[ENTRIES PROVIDED]

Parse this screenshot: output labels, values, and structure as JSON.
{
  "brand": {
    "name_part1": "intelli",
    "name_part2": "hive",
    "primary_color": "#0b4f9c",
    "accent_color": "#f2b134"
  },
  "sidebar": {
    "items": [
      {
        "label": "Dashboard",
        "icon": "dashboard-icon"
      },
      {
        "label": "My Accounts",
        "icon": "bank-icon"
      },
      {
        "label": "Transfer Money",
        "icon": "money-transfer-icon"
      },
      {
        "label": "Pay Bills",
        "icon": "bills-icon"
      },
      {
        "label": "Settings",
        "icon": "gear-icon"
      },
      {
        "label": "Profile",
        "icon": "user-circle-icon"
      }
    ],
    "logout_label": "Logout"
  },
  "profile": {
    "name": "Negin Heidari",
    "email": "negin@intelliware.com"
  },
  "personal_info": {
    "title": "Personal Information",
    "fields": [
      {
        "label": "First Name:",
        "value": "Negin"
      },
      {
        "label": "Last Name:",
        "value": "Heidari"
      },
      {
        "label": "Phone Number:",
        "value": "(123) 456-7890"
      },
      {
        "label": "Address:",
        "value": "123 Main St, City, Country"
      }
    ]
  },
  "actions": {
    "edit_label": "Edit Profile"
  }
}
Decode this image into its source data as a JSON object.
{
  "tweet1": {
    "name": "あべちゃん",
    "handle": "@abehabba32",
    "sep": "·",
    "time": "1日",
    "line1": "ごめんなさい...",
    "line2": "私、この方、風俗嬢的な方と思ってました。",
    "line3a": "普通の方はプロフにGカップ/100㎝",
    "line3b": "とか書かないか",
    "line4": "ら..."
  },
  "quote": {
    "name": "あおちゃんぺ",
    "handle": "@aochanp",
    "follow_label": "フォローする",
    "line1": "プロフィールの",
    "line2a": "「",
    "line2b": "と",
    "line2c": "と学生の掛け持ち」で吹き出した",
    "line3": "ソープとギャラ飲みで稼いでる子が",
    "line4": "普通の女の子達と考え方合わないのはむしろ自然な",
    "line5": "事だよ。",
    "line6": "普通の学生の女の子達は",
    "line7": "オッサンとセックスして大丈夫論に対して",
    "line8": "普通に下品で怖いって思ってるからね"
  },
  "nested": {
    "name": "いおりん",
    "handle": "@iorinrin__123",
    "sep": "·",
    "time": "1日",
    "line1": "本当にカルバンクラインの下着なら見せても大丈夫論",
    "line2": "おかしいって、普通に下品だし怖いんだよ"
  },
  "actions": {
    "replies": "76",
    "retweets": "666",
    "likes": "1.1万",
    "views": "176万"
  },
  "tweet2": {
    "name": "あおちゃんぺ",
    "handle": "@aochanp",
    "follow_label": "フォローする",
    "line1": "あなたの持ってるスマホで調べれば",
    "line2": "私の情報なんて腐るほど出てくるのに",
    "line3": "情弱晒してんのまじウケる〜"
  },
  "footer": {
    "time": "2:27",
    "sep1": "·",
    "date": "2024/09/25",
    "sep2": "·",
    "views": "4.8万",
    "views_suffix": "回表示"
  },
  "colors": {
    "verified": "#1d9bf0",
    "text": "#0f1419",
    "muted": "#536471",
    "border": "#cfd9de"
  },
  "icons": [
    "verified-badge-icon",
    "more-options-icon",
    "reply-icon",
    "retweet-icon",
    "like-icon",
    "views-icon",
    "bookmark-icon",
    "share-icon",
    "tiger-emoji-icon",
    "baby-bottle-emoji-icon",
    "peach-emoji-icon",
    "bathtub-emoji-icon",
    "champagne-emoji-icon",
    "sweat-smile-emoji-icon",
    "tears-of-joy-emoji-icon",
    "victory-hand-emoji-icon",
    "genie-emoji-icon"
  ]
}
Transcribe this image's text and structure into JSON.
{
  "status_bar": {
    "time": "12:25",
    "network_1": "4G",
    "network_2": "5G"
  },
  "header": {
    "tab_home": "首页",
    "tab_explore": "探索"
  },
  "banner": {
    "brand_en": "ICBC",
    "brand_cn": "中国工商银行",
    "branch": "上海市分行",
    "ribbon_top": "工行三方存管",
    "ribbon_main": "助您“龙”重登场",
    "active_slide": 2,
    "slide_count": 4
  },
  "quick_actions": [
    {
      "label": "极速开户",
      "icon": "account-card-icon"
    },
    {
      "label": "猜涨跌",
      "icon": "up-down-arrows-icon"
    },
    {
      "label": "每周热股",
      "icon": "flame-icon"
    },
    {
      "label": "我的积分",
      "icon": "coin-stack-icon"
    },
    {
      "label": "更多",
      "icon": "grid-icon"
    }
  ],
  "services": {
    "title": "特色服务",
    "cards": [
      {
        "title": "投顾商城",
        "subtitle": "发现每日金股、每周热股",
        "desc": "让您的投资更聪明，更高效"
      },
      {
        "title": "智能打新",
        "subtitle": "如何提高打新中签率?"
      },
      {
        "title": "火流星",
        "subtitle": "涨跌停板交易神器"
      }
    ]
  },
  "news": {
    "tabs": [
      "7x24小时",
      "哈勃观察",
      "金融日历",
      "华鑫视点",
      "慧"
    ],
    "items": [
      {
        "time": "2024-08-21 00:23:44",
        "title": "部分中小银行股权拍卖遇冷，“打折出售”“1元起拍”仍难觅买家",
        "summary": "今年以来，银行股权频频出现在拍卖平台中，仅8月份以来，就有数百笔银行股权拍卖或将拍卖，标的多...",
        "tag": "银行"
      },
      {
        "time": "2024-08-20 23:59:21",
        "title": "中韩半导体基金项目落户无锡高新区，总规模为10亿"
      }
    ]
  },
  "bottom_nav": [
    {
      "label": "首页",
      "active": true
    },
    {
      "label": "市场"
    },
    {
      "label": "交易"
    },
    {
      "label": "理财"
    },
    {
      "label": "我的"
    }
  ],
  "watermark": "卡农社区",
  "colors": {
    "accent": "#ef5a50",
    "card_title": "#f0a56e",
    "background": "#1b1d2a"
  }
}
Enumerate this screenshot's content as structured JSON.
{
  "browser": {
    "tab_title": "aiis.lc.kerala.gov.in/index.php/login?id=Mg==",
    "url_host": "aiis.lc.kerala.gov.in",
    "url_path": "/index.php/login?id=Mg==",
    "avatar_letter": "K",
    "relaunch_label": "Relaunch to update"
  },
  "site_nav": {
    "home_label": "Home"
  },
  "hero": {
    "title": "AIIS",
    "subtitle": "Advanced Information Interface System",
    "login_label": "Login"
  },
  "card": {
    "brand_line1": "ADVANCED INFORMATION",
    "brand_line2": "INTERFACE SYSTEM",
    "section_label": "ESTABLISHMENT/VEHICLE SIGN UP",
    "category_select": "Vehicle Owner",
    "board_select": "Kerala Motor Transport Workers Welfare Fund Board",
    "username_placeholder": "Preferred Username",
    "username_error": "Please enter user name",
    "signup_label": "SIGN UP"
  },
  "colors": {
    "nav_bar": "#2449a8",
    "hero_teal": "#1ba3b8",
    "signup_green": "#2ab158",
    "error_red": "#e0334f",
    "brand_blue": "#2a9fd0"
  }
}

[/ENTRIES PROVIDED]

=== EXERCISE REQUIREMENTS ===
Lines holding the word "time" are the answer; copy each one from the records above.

=== SOLUTION FOR THIS TASK ===
    "time": "1日",
    "time": "1日",
    "time": "2:27",
    "time": "12:25",
        "time": "2024-08-21 00:23:44",
        "time": "2024-08-20 23:59:21",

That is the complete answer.